|04 Feb 2010|
In February 2009 I took the trans-Manchurian express on a two day train journey from Beijing to the Russian border. My destination was a small mining town called Zhalai Nuer in Inner Mongolia. The town was still in the grip of a harsh Siberian winter. I felt like I had come to the end of the world.
The area is rich in coal and the town's main landmark is its massive open cast coal mine, called Lutien mine. Around 40 old-fashioned steam trains were working there day and night, hauling coal from the pit. The mine had become a mecca for railway enthusiasts from all over the world: Australia, South Africa, Germany, Britain and America. But by spring of this year the trains will all be scrapped, passed over as inefficient and costly. "It's the last great steam show left on earth" one of them told me mournfully.

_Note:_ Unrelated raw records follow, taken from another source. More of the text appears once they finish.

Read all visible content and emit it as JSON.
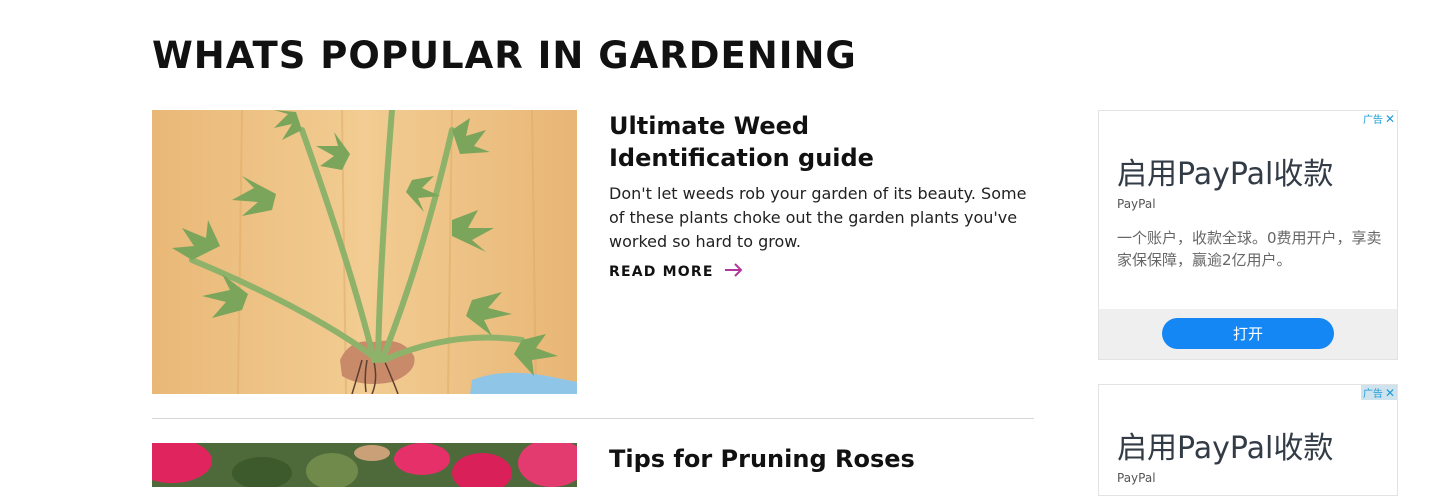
{
  "section": {
    "title": "WHATS POPULAR IN GARDENING"
  },
  "articles": [
    {
      "title": "Ultimate Weed Identification guide",
      "excerpt": "Don't let weeds rob your garden of its beauty. Some of these plants choke out the garden plants you've worked so hard to grow.",
      "read_more": "READ MORE",
      "image": "weed-plant-photo"
    },
    {
      "title": "Tips for Pruning Roses",
      "image": "roses-photo"
    }
  ],
  "ads": [
    {
      "badge": "广告",
      "headline": "启用PayPal收款",
      "advertiser": "PayPal",
      "description": "一个账户，收款全球。0费用开户，享卖家保保障，赢逾2亿用户。",
      "cta": "打开"
    },
    {
      "badge": "广告",
      "headline": "启用PayPal收款",
      "advertiser": "PayPal"
    }
  ],
  "colors": {
    "accent_arrow": "#b0379b",
    "ad_button": "#1487f5",
    "ad_badge": "#1a9bd7"
  },
  "icons": [
    "arrow-right-icon",
    "close-icon"
  ]
}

The remoteness of Zhalai Nuer and its proximity to Mongolia and Russia fascinated me. Was this the last place in this part of China where people could be truly called Chinese before they started to become another nationality? I made a return trip in the boiling heat of June. In summer you notice more about people: the old, the young, rich and poor. But this time I was the only westerner in town and I was an object of curiosity. On a local bus journey a young boy politely asked me where I was from. I answered and soon the bus resounded with incredulous cries of "England! English!".